To put it simply, we have fallen off the precipice and crashed to the bottom.
At this moment, every Lebanese business, and every Lebanese man, woman and child is awaiting anxiously for the slightest glimmer of hope that we will can out of this, that we can somehow manage to claw our way back to a semblance of economic and financial solid ground.
That tendril of hope relies completely on the formation of a government that can enact reforms and meet the aspirations of the Lebanese people, as the International Support Group for Lebanon made abundantly clear in Paris Wednesday, and such a government needs all hands on deck, staying positive and fully supporting its mission.
What it does not need is rhetoric from Gebran Bassil that casts doubt on its ability to succeed even before it has been formed, even before any ministers have been appointed, and in fact even before a prime minister has been finally settled upon.
We need to remain above the kind of pettiness whereby the foreign minister declares that he does not wish to participate in a Cabinet led by Saad Hariri because he expects it to fail, even though every ministry that Bassil himself headed failed miserably because of his own positions, policies and ambitions the electricity scandals come to mind.
Yes, we need to be better than that.

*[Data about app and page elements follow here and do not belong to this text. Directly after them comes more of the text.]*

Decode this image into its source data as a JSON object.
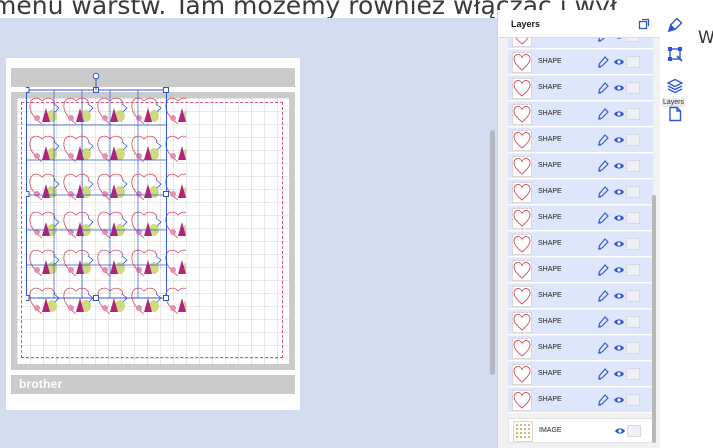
{
  "caption": {
    "segment_1": "menu warstw. Tam możemy również włączać i wył",
    "right_letter": "W"
  },
  "mat": {
    "brand": "brother"
  },
  "layers_panel": {
    "title": "Layers",
    "items": [
      {
        "name": "SHAPE",
        "type": "shape"
      },
      {
        "name": "SHAPE",
        "type": "shape"
      },
      {
        "name": "SHAPE",
        "type": "shape"
      },
      {
        "name": "SHAPE",
        "type": "shape"
      },
      {
        "name": "SHAPE",
        "type": "shape"
      },
      {
        "name": "SHAPE",
        "type": "shape"
      },
      {
        "name": "SHAPE",
        "type": "shape"
      },
      {
        "name": "SHAPE",
        "type": "shape"
      },
      {
        "name": "SHAPE",
        "type": "shape"
      },
      {
        "name": "SHAPE",
        "type": "shape"
      },
      {
        "name": "SHAPE",
        "type": "shape"
      },
      {
        "name": "SHAPE",
        "type": "shape"
      },
      {
        "name": "SHAPE",
        "type": "shape"
      },
      {
        "name": "SHAPE",
        "type": "shape"
      },
      {
        "name": "SHAPE",
        "type": "shape"
      },
      {
        "name": "IMAGE",
        "type": "image"
      }
    ]
  },
  "toolbar": {
    "tools": [
      {
        "icon": "brush-icon"
      },
      {
        "icon": "transform-icon"
      },
      {
        "icon": "layers-icon",
        "label": "Layers",
        "active": true
      },
      {
        "icon": "page-icon"
      }
    ]
  },
  "colors": {
    "canvas_bg": "#d3dcef",
    "selected_row": "#dde6fa",
    "accent_blue": "#2f55d4",
    "cut_line": "#e05070"
  }
}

We have hit rock bottom and the only options open are either to put the interests of millions of Lebanese people above personal political ambitions, or, as Bassil appears to be doing from his ivory tower, cling to imagined dreams of power that can only serve to dig a deeper grave for Lebanon’s economy and financial system.
A version of this article appeared in the print edition of The Daily Star on December 13, 2019, on page 1.